[Work to complete]
Filter these entries down to lines holding "icon".

··· Records shown

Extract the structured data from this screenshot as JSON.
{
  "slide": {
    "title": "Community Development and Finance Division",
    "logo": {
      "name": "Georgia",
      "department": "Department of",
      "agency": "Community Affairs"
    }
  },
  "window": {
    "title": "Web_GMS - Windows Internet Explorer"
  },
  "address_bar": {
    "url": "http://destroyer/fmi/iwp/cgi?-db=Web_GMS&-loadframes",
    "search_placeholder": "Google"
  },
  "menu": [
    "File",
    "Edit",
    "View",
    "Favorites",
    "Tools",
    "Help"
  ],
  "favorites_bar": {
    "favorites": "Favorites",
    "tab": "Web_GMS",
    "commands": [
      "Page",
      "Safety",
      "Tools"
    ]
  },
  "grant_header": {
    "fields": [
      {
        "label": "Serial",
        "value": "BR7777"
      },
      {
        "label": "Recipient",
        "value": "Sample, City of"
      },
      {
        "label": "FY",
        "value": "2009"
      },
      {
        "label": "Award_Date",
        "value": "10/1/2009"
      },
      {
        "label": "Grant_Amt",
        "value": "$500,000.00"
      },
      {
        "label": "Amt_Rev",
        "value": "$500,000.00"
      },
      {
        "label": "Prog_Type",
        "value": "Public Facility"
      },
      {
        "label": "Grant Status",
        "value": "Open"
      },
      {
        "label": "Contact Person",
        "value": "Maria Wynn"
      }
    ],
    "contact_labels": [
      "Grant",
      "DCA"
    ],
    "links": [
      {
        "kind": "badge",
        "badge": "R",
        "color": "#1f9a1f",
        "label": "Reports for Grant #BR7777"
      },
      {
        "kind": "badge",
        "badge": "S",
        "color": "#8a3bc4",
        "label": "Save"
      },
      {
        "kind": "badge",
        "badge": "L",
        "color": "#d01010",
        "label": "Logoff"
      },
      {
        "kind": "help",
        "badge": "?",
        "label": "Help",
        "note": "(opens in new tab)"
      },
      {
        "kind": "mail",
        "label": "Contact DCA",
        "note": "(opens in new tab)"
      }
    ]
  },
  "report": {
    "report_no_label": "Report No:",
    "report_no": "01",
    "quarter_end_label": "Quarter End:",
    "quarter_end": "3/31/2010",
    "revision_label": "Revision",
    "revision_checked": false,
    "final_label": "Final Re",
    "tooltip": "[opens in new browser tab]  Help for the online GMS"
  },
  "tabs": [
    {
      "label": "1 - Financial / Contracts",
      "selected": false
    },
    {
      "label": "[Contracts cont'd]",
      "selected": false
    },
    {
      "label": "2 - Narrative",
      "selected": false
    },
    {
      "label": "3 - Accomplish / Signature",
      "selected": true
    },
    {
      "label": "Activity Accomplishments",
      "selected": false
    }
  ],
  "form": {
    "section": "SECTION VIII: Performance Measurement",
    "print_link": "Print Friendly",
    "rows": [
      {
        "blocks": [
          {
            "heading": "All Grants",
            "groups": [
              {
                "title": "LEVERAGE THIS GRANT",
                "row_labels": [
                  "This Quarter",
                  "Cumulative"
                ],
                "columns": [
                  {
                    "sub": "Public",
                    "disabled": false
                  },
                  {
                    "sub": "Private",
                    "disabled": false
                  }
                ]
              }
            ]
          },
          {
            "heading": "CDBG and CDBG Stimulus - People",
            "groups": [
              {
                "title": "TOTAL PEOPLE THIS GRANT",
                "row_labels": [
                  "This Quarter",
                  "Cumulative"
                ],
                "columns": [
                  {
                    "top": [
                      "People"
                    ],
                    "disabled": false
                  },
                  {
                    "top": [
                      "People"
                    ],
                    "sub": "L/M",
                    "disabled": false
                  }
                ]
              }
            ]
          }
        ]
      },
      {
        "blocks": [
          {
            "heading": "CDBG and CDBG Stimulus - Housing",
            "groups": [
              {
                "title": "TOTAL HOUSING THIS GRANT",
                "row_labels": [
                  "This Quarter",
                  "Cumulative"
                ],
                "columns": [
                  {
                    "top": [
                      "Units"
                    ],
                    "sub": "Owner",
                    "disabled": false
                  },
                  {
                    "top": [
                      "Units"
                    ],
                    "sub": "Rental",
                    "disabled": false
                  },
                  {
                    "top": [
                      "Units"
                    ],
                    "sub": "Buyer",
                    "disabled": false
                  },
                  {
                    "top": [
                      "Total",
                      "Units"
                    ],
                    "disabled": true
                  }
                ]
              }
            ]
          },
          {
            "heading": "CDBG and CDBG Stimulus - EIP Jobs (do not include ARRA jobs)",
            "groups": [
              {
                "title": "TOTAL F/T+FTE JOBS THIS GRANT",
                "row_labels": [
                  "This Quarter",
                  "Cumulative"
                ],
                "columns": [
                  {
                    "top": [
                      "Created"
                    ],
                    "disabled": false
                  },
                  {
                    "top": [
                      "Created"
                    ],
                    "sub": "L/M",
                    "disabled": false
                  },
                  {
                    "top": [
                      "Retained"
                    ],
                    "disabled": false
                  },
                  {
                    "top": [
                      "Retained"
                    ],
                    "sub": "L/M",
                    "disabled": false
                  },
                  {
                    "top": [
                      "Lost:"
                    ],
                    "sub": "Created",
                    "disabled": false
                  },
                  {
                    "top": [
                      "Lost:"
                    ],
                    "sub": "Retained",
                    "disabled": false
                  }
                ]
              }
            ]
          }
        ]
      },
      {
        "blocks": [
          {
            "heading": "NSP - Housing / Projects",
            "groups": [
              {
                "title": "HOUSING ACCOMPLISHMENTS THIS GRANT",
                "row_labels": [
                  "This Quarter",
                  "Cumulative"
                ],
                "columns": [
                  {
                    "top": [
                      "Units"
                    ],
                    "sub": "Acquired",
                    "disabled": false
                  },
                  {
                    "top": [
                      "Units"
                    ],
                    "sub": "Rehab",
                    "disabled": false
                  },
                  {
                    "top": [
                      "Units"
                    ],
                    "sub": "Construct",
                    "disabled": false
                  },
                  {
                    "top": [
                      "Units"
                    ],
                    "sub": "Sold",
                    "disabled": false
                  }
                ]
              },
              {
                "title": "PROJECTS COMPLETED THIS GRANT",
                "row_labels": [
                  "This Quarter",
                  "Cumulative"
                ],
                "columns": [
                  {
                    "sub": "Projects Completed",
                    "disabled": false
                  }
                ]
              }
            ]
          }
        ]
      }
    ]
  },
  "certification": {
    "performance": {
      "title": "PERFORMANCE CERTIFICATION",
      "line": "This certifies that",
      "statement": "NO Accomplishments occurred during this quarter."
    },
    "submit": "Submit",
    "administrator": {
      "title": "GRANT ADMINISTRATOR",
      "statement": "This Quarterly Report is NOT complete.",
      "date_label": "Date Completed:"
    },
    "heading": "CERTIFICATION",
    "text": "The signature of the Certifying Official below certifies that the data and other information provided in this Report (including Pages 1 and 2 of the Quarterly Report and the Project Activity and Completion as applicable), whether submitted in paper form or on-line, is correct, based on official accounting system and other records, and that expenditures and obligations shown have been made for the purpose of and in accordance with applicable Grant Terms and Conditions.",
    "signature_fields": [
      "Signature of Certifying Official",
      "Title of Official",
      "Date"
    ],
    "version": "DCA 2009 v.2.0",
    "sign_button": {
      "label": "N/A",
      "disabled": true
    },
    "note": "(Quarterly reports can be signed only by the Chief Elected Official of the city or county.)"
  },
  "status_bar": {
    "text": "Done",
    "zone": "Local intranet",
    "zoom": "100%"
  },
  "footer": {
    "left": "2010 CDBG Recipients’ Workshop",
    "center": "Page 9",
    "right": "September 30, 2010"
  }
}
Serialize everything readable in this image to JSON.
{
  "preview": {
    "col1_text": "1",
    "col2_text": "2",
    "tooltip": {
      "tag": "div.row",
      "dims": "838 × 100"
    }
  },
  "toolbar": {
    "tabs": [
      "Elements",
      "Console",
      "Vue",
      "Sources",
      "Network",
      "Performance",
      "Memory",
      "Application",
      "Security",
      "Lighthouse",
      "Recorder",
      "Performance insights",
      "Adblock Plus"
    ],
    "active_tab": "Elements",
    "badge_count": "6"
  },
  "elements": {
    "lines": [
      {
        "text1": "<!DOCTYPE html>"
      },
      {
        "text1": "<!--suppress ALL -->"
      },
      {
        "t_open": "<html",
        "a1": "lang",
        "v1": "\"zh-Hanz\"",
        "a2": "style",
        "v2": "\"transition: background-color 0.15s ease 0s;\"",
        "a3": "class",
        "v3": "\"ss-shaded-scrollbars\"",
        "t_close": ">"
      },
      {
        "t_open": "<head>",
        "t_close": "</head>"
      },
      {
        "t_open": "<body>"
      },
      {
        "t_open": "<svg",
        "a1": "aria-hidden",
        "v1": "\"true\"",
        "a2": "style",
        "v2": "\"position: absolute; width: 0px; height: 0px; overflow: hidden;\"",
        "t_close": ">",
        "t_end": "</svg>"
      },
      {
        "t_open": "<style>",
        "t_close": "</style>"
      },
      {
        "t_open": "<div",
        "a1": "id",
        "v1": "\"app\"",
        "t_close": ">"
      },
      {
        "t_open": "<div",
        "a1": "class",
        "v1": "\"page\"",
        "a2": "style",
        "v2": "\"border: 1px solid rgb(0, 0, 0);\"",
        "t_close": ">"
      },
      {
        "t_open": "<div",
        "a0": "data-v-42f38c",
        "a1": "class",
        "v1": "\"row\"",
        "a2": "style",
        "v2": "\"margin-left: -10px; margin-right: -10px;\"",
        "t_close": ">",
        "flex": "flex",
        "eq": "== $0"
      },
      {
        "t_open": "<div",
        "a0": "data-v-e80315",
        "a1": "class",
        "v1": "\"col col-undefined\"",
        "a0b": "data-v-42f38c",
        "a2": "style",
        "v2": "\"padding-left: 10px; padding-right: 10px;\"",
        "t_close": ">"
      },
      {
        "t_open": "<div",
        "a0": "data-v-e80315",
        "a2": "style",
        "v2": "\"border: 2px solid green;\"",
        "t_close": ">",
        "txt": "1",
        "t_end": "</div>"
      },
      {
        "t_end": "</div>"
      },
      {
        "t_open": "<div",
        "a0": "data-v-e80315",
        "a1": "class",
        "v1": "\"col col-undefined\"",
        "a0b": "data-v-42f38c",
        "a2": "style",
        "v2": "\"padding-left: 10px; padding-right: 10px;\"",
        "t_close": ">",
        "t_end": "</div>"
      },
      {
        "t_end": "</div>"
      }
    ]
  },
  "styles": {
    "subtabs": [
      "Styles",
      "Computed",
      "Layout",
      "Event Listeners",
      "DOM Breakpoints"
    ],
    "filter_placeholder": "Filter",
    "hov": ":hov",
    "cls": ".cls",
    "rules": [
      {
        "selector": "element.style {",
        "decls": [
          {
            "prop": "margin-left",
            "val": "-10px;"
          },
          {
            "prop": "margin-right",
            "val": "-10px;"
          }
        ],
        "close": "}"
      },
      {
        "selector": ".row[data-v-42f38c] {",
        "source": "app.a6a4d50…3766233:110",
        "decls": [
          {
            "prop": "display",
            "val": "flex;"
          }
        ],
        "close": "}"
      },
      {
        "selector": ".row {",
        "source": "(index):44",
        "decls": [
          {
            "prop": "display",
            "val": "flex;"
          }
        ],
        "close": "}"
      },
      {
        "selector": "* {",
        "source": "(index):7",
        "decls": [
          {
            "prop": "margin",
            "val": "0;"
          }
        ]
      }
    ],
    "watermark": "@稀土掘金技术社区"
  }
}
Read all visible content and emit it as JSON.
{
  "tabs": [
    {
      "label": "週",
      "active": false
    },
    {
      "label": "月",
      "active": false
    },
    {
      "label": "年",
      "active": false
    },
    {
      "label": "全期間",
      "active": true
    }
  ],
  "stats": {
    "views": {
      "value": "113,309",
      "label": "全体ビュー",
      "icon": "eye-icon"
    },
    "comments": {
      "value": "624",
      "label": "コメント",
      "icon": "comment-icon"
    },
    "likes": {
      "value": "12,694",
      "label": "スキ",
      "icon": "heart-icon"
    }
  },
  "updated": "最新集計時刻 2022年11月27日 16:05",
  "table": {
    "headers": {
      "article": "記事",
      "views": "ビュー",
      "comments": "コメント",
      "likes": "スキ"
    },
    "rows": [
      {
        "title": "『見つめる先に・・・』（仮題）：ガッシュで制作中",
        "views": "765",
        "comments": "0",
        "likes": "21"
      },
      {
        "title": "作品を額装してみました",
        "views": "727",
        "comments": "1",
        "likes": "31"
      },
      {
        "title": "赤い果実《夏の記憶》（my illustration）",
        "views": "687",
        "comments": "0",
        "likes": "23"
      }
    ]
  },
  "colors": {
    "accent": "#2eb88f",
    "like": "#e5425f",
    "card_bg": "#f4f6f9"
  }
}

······

[Finished exercise]
      "icon": "eye-icon"
      "icon": "comment-icon"
      "icon": "heart-icon"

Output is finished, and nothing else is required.